For the vast majority of people who play the great game of rugby it enables them to become weekend warriors, venting the weeks frustrations and offloading the troubles of the world onto the opposition, enabling them to go back work on Monday calmer and more rounded individuals. But what happens when rugby IS your work and your living, and it abruptly comes to an end through no fault of your own?

This was the unfortunate scenario professional rugby player Budge Pountney found himself in during the peak of his career with Northampton Saints.

Following a badly broken ankle he was forced to retire from playing at just 29. “At that time of life you feel indestructible” Budge told Rugby Monthly. “Retiring from the game was the last thing on my mind when I was at Northampton.

We were a successful club and I was also playing International rugby for Scotland. Life was very good on and off the pitch. I was very lucky to have one of the best ever coaches in the game looking after my career, Sir Ian McGeechan, and he was a huge influence.

Together with the great Jim Telfer they guided me through the Scottish ranks to full International where I won 31 caps and played in a World Cup. Don’t get me wrong, I had to fight to earn my place in the squad but they helped me become a better player. At that time I just wanted to play forever!”

This would not be the case for Budge unfortunately. He had joined Saints straight from Loughborough Uni and had no real career to return to after his early retirement. “A lot of the guys who were at the club had had jobs prior to becoming professional rugby players so they always had something to fall back on if things went wrong.

The clubs didn’t really need to offer pastoral care in terms of future careers for players back then. It was the start of the professional era and it was very new to everyone. When it did happen to me though the RPA were excellent in looking after me initially.”

“I was also very lucky in that I had always had a huge interest in the strength and conditioning side of the game so I was able to work with those guys at Saints for 6 months. At the same time Alan Solomons the head coach was having a tough time at the club and myself and Paul Grayson were asked to take over so i suddenly found myself  Director of Rugby! It wasn’t really a position I wanted at the time as I found I was having to deal with team mates at a managerial level. “

Budge stayed in position for 2 years before deciding he wanted a complete change from rugby. He bought a franchise called Water Babies with his wife and spent the next 7 years immersing himself into the business.

Rugby was never far from his life though as he kept a position of citing officer. He then got an offer from Totton College to help Junior Paramore build their rugby team, a position he still looks back on with great fondness.
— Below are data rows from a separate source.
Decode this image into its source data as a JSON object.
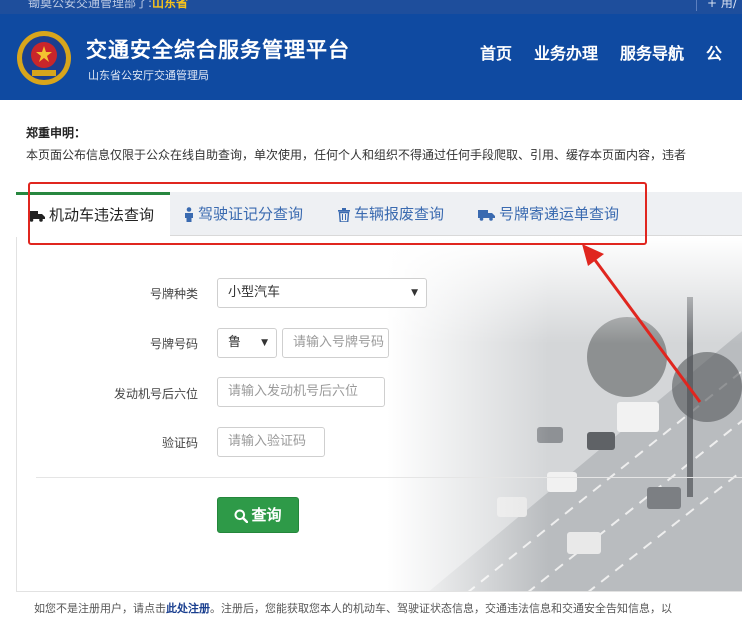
{
  "topbar": {
    "left_prefix": "锄奠公安交通管理部了:",
    "left_province": "山东省",
    "right_text": "+ 用/"
  },
  "header": {
    "title": "交通安全综合服务管理平台",
    "subtitle": "山东省公安厅交通管理局",
    "nav": [
      "首页",
      "业务办理",
      "服务导航",
      "公"
    ]
  },
  "statement": {
    "title": "郑重申明：",
    "text": "本页面公布信息仅限于公众在线自助查询，单次使用，任何个人和组织不得通过任何手段爬取、引用、缓存本页面内容，违者"
  },
  "tabs": [
    {
      "label": "机动车违法查询",
      "icon": "truck-icon",
      "active": true
    },
    {
      "label": "驾驶证记分查询",
      "icon": "person-icon",
      "active": false
    },
    {
      "label": "车辆报废查询",
      "icon": "trash-icon",
      "active": false
    },
    {
      "label": "号牌寄递运单查询",
      "icon": "truck-icon",
      "active": false
    }
  ],
  "form": {
    "plate_type_label": "号牌种类",
    "plate_type_value": "小型汽车",
    "plate_number_label": "号牌号码",
    "plate_prefix_value": "鲁",
    "plate_number_placeholder": "请输入号牌号码",
    "engine_label": "发动机号后六位",
    "engine_placeholder": "请输入发动机号后六位",
    "captcha_label": "验证码",
    "captcha_placeholder": "请输入验证码",
    "query_button": "查询"
  },
  "footer": {
    "prefix": "如您不是注册用户，请点击",
    "link": "此处注册",
    "suffix": "。注册后，您能获取您本人的机动车、驾驶证状态信息，交通违法信息和交通安全告知信息，以"
  },
  "colors": {
    "header_bg": "#0f4aa1",
    "tab_link": "#3a6ab0",
    "active_tab_border": "#27873f",
    "query_button": "#2e9a48",
    "annotation_red": "#e0261f"
  }
}
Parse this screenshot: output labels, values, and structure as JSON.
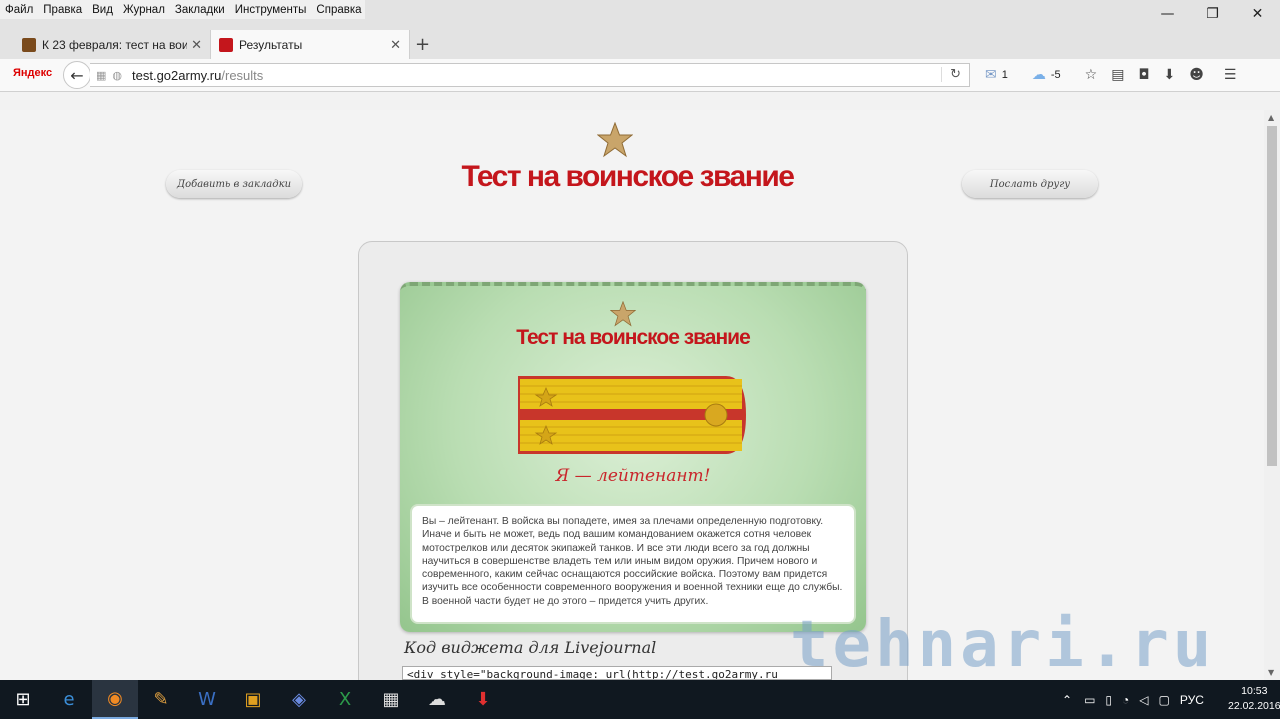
{
  "menu": [
    "Файл",
    "Правка",
    "Вид",
    "Журнал",
    "Закладки",
    "Инструменты",
    "Справка"
  ],
  "window_controls": {
    "minimize": "—",
    "restore": "❐",
    "close": "✕"
  },
  "tabs": [
    {
      "title": "К 23 февраля: тест на вои...",
      "close": "✕",
      "favicon_color": "#7a4a1c"
    },
    {
      "title": "Результаты",
      "close": "✕",
      "favicon_color": "#c4161c"
    }
  ],
  "new_tab": "+",
  "toolbar": {
    "yandex": "Яндекс",
    "back": "←",
    "url_host": "test.go2army.ru",
    "url_path": "/results",
    "mail_count": "1",
    "weather": "-5"
  },
  "page": {
    "title": "Тест на воинское звание",
    "bookmark_button": "Добавить в закладки",
    "send_button": "Послать другу",
    "card_title": "Тест на воинское звание",
    "result": "Я — лейтенант!",
    "description": "Вы – лейтенант. В войска вы попадете, имея за плечами определенную подготовку. Иначе и быть не может, ведь под вашим командованием окажется сотня человек мотострелков или десяток экипажей танков. И все эти люди всего за год должны научиться в совершенстве владеть тем или иным видом оружия. Причем нового и современного, каким сейчас оснащаются российские войска. Поэтому вам придется изучить все особенности современного вооружения и военной техники еще до службы. В военной части будет не до этого – придется учить других.",
    "widget_heading": "Код виджета для Livejournal",
    "widget_code": "<div style=\"background-image: url(http://test.go2army.ru"
  },
  "watermark": "tehnari.ru",
  "tray": {
    "lang": "РУС",
    "time": "10:53",
    "date": "22.02.2016"
  },
  "colors": {
    "brand_red": "#c4161c",
    "card_green": "#b9ddb2",
    "gold": "#e8c21a"
  }
}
The RPA then offered him permanent employment looking after professional players during which time he kept his coaching qualifications up to date.

When the position of Director of Rugby came up at Marlborough College he jumped at the chance “Coaching junior players is something I have always loved so it was a perfect fit. I thoroughly enjoy being able to make a difference and passing my knowledge and experience onto the young players of the future. This is a great place to work and there are some very talented players. Professional players today are very well looked after by their clubs as to what to do when the playing days are over because sooner or later their playing career WILL come to an end. I try to impress this on my students so they understand the importance of good qualifications and a defined career path”.
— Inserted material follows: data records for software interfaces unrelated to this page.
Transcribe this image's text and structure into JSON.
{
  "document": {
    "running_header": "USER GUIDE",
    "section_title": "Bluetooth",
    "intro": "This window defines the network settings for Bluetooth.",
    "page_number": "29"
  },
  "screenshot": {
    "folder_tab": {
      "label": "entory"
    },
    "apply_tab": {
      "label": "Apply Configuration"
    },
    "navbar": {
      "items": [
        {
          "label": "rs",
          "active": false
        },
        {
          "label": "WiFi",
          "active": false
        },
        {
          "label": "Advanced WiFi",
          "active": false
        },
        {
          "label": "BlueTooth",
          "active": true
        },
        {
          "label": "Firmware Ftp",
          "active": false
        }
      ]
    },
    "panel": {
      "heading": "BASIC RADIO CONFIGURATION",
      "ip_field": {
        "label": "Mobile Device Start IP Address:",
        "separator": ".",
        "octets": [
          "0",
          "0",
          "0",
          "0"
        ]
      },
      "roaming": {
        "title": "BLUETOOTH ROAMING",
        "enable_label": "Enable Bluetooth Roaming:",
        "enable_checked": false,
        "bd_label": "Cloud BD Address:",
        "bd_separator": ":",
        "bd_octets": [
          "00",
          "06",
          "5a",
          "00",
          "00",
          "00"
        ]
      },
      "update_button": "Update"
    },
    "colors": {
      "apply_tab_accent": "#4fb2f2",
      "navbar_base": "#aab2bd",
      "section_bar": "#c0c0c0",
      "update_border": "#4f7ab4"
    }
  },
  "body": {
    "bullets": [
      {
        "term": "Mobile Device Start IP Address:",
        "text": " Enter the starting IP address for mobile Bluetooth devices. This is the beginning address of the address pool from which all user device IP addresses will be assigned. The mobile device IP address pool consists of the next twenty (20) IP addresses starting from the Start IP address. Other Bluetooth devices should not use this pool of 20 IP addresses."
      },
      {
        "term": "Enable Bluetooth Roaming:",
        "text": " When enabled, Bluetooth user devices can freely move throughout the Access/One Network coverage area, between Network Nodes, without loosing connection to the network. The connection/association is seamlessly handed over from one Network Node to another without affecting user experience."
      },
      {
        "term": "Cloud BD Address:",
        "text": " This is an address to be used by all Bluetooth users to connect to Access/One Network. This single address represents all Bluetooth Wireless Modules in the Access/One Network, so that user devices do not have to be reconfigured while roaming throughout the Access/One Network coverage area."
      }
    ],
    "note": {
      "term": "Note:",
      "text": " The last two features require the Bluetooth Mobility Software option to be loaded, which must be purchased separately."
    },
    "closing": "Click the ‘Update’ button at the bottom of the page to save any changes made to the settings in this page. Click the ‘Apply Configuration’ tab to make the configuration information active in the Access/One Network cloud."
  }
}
Family is very important to Budge and he loves nothing more than spending his down time walking through the New Forest with his wife and children and the family dog Guinness. His son plays at local club Fordingbridge RFC and is a huge Ulster Rugby fan.

With Budge having played for Scotland and his daughter supporting England the 6 Nations are sure to be fun in the Pountney household! We asked him if he would still like to be able to play – “DEFINITELY! I still really miss the game, the physicality and the banter with team mates. The good times I had in the game were great but it’s so much more professional these days and much more of a science and I really love that.”

Despite having to cut short his very impressive career Budge doesn’t look back with regret.

Having spent time with him at the College his passion for coaching is obvious and he has integrated himself fully into school life. He has been coached by some of the best in the world and I’m sure his pupils will benefit greatly from having this experience and knowledge passed on to them.